[[ DATA FOR THIS TASK, beginning ]]

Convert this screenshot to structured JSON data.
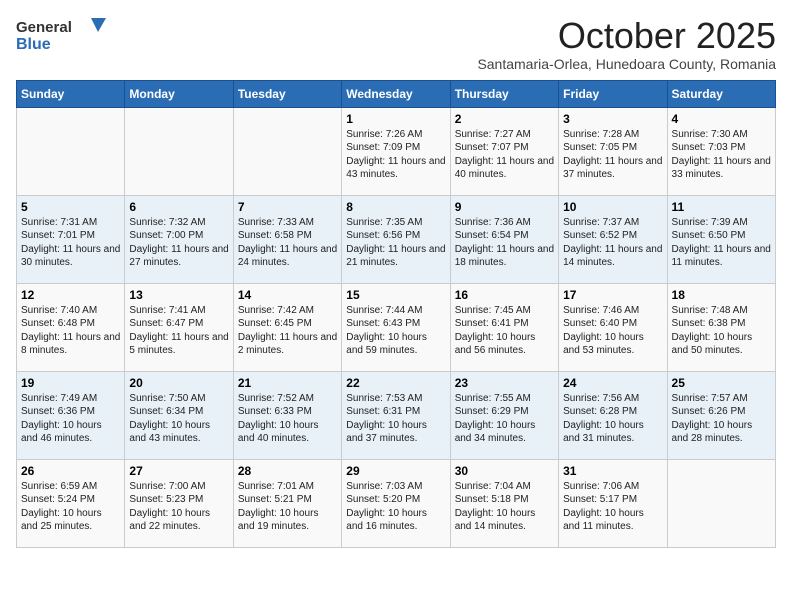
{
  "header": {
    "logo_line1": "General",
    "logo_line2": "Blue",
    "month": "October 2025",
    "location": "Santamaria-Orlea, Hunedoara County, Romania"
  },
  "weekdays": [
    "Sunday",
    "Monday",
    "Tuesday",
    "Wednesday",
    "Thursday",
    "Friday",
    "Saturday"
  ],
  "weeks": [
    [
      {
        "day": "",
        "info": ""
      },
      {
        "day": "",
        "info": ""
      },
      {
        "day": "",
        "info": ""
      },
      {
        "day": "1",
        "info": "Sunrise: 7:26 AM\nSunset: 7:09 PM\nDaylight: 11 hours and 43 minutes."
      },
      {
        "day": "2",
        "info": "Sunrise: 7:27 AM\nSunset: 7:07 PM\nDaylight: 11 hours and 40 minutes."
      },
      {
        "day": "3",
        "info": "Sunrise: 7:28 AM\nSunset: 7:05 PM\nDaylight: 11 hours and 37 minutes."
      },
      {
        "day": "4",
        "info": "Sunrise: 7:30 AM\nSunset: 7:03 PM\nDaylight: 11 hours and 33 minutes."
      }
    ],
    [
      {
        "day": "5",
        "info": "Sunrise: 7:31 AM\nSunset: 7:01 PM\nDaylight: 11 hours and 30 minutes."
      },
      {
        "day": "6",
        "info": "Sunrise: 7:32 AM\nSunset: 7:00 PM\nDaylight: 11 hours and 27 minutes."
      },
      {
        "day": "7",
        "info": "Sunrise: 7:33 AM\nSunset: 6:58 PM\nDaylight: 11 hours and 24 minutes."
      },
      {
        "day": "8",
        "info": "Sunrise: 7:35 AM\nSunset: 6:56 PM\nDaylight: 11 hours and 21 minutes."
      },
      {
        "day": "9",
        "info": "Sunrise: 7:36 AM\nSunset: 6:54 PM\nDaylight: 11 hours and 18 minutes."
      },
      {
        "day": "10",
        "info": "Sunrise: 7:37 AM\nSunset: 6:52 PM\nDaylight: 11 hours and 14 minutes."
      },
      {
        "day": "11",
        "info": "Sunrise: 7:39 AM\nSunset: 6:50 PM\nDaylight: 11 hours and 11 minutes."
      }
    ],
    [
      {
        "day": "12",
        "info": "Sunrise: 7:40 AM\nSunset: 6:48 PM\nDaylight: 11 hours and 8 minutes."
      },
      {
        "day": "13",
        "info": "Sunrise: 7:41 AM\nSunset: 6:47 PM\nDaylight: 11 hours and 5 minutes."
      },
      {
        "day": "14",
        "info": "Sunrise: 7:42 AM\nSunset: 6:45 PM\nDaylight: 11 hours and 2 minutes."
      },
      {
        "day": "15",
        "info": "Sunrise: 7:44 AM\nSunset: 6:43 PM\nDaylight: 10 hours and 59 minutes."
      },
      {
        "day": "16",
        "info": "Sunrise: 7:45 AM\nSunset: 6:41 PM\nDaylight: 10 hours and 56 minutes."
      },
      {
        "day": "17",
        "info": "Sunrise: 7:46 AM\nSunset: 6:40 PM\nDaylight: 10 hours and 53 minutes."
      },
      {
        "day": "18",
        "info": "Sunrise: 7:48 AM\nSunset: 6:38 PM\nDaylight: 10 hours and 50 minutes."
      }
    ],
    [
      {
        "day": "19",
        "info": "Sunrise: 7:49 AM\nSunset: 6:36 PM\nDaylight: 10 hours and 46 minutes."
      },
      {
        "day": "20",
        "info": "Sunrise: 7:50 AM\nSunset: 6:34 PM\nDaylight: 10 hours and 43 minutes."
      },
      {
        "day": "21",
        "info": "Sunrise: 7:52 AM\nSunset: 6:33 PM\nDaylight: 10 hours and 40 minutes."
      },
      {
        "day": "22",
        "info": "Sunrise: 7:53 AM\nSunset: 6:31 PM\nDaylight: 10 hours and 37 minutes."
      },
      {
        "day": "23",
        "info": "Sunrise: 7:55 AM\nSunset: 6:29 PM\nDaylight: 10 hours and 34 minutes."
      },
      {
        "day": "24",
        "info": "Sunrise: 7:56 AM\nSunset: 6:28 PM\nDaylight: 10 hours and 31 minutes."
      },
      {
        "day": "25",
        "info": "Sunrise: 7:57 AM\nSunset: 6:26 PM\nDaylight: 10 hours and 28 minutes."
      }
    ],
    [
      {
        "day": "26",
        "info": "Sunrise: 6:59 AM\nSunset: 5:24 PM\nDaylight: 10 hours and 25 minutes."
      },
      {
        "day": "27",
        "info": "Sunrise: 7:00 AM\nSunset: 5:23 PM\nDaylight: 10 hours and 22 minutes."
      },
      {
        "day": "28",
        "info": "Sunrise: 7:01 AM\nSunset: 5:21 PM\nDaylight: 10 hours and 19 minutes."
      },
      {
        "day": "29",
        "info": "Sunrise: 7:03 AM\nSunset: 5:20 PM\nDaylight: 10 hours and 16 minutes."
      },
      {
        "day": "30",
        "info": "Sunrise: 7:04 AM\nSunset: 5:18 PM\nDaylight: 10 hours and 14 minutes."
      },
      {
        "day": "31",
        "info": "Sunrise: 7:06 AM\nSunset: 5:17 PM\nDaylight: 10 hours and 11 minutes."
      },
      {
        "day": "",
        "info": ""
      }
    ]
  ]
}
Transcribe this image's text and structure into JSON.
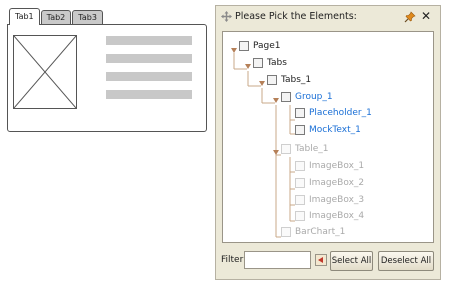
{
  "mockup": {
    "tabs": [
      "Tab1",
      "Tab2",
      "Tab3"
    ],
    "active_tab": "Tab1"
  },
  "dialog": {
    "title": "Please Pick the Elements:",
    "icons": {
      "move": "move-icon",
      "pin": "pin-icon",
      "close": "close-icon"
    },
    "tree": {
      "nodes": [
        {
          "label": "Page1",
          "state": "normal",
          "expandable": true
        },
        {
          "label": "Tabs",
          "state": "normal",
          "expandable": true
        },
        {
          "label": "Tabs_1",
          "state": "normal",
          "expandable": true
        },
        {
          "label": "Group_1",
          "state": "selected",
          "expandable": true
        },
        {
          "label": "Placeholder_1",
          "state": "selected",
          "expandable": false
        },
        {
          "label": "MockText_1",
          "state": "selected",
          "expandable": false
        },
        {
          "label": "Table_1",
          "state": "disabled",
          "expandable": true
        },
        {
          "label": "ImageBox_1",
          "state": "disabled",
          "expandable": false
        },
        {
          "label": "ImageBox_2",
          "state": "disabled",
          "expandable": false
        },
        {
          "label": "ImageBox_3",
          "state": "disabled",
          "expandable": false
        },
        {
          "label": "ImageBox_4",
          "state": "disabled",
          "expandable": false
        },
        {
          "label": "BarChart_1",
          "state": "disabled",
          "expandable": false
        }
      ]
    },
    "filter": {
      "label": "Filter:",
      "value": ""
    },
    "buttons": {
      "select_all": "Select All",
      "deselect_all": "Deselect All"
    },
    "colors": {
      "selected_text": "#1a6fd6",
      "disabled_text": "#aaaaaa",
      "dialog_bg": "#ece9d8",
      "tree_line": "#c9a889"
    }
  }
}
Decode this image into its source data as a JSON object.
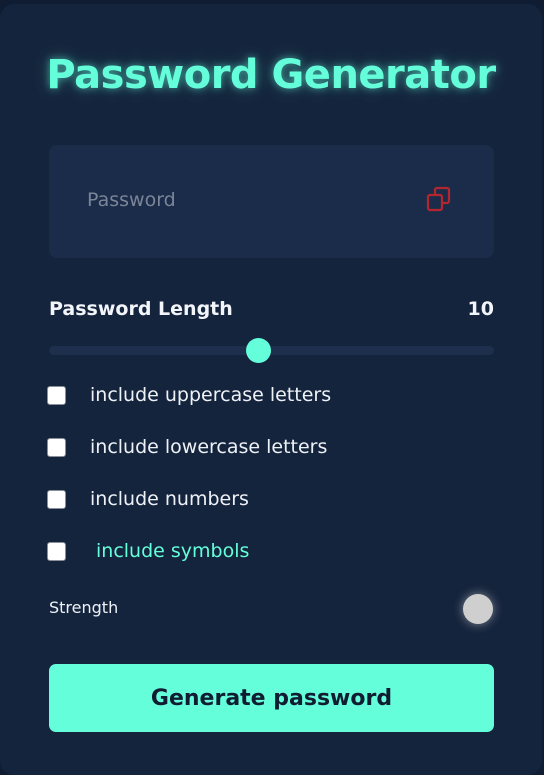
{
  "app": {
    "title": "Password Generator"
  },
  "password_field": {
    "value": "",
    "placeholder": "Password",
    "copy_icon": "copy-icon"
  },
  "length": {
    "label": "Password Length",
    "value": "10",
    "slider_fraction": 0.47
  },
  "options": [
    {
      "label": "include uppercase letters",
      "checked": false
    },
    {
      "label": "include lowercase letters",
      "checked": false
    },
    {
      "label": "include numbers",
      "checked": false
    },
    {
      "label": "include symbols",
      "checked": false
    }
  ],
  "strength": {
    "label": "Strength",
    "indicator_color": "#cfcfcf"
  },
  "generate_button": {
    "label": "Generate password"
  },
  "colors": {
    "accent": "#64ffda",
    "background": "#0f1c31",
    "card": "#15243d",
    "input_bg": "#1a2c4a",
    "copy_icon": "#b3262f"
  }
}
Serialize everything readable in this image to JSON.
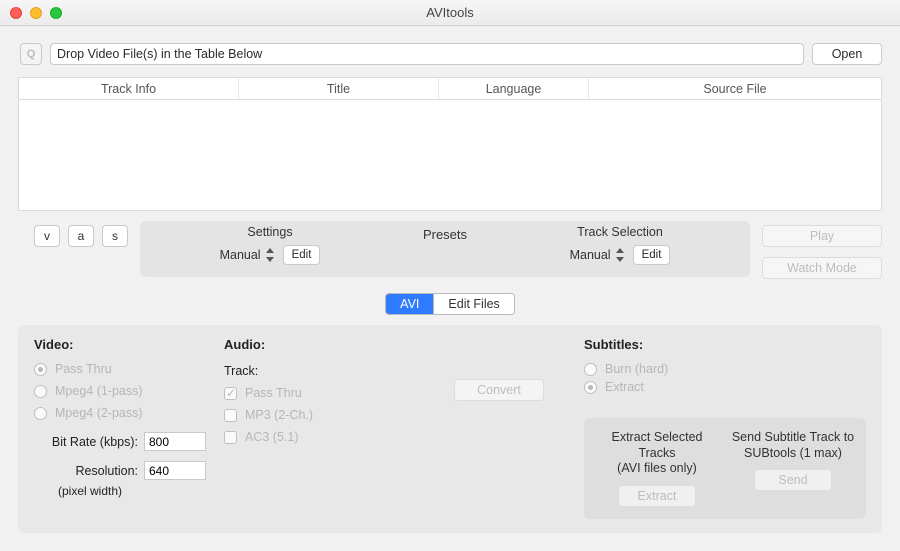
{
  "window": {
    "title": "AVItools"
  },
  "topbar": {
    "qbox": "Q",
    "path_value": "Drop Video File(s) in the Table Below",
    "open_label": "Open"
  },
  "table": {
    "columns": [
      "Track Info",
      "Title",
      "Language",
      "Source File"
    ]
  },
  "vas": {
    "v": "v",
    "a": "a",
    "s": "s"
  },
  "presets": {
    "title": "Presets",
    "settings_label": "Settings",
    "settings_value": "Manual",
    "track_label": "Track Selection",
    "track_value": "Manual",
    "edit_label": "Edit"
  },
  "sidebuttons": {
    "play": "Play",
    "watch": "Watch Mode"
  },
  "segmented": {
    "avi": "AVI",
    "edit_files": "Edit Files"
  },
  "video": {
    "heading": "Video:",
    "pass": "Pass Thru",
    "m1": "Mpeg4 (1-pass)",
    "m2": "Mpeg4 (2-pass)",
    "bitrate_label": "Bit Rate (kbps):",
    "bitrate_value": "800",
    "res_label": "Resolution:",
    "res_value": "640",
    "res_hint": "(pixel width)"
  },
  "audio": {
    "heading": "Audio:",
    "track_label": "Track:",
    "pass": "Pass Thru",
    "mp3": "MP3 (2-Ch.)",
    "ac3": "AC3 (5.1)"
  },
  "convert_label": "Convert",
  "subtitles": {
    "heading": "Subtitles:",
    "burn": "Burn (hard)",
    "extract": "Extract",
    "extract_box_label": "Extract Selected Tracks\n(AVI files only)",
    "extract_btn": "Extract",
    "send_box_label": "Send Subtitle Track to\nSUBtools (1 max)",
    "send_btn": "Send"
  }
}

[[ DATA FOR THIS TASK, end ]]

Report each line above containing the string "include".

- _RESPONSE BOX_
      "label": "include uppercase letters",
      "label": "include lowercase letters",
      "label": "include numbers",
      "label": "include symbols",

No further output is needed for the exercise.